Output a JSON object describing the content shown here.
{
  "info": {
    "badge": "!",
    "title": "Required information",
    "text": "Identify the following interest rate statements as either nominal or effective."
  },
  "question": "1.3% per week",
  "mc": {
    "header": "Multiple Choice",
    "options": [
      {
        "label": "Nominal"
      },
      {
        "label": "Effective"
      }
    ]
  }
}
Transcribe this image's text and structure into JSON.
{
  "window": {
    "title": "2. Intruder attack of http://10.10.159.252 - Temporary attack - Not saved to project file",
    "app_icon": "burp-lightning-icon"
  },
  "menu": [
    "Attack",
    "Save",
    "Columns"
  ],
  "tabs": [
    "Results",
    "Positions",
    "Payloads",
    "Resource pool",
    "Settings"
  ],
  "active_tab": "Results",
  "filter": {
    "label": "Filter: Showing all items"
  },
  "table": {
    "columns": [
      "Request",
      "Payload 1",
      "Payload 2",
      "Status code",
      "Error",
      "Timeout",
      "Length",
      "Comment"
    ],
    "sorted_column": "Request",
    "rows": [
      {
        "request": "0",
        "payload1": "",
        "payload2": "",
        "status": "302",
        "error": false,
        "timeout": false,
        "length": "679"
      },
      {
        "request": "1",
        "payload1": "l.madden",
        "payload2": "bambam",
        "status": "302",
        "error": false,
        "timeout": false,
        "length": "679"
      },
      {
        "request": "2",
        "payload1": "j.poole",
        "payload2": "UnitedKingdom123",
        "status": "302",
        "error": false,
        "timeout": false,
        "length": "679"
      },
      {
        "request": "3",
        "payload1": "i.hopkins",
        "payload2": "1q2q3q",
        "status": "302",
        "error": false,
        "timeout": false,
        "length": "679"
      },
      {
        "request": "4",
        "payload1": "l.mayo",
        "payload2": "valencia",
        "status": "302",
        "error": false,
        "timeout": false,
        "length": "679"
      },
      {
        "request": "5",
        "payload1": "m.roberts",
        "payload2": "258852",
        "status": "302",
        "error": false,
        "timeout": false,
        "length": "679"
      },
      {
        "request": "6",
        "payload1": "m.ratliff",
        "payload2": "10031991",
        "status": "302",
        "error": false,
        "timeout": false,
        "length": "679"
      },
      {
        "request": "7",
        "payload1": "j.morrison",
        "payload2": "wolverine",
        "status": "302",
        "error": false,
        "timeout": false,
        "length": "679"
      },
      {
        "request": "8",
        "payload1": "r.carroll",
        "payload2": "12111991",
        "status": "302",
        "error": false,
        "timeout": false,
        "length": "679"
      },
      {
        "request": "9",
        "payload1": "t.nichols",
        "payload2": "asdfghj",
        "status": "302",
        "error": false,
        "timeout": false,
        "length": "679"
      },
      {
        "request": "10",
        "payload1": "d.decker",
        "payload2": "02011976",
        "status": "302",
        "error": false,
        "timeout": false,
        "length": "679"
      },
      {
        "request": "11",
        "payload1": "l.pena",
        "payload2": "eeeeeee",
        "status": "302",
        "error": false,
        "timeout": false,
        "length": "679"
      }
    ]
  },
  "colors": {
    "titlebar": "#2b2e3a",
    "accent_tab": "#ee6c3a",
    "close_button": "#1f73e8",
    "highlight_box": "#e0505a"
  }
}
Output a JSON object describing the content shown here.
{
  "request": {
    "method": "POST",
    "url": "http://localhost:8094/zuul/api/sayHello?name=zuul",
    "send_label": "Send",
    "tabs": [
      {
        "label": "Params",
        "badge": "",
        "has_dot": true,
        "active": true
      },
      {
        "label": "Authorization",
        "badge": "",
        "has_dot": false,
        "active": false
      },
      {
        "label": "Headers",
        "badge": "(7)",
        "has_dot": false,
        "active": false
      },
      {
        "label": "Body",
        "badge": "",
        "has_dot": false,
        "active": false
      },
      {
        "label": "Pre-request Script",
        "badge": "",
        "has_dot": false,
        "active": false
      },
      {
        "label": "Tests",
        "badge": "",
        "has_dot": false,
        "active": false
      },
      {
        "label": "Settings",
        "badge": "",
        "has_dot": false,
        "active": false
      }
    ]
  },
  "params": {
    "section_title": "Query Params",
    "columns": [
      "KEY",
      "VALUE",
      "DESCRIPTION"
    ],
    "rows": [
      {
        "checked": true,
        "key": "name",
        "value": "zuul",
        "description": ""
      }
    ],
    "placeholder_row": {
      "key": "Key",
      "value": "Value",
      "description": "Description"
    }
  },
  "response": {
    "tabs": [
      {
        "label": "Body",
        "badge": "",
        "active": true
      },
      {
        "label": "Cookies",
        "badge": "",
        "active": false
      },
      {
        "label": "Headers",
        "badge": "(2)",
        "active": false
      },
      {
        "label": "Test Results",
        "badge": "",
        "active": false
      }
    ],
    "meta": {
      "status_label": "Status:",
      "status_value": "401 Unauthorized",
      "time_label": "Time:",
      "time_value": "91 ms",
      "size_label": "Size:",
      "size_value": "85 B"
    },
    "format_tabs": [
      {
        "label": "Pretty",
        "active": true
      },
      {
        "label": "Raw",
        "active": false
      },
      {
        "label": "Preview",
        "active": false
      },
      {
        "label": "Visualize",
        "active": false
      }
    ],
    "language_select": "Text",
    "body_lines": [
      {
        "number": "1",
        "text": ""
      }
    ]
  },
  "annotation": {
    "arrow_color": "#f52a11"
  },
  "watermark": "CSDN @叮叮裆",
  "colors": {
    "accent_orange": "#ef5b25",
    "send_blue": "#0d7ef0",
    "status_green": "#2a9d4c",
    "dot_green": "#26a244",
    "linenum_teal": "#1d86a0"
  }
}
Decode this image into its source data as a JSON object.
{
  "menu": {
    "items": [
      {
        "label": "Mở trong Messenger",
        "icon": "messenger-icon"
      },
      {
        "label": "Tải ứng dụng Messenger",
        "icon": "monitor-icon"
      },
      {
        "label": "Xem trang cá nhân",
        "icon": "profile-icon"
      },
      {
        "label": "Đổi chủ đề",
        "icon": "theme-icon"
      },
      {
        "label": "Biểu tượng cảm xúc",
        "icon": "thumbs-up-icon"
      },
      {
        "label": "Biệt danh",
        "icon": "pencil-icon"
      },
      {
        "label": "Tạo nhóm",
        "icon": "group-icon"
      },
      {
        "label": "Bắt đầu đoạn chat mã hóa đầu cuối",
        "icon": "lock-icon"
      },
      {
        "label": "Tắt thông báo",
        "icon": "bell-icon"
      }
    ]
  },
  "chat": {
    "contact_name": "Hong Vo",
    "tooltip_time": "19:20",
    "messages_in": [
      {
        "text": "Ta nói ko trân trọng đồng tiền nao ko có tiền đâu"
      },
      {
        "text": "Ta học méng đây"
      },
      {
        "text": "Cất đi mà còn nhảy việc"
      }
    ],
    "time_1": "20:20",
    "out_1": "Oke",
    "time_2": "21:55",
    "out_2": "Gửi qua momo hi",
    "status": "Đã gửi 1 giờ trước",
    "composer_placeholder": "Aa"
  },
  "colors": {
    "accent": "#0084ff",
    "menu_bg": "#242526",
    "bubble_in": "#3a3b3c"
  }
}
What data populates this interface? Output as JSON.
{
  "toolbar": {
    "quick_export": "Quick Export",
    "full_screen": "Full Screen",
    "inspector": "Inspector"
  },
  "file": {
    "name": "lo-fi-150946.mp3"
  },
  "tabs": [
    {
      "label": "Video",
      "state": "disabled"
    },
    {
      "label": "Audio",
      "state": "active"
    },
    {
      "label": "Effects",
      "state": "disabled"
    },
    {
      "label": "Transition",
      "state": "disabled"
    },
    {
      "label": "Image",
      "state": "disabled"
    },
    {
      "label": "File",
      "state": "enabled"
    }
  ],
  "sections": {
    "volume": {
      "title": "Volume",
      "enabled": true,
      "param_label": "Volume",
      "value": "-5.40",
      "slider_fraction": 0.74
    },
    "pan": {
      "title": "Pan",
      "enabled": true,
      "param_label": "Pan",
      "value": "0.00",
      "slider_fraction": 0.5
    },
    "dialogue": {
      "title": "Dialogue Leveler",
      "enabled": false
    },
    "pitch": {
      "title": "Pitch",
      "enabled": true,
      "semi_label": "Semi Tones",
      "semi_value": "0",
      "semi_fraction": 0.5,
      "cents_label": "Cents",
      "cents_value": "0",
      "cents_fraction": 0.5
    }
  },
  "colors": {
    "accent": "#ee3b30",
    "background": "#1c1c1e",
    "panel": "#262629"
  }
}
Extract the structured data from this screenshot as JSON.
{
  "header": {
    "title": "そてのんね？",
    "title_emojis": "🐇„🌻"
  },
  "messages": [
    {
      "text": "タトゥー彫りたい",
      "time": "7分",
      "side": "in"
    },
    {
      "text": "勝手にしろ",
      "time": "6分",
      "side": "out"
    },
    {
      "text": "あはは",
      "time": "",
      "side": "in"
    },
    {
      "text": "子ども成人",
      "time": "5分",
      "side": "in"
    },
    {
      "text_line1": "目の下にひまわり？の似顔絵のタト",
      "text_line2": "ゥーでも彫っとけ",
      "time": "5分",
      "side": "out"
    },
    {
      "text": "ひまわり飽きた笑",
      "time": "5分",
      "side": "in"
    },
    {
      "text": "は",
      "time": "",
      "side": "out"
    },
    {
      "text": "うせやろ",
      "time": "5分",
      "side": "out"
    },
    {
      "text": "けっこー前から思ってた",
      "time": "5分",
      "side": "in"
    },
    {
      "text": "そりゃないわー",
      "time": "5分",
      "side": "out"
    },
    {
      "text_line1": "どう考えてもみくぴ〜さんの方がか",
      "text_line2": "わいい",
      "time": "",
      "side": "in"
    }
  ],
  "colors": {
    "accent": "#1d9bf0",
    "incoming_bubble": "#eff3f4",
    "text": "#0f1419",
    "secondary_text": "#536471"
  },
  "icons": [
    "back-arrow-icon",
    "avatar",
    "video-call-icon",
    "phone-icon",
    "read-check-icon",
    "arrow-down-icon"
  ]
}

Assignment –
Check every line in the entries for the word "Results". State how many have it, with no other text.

Solution for this problem –
3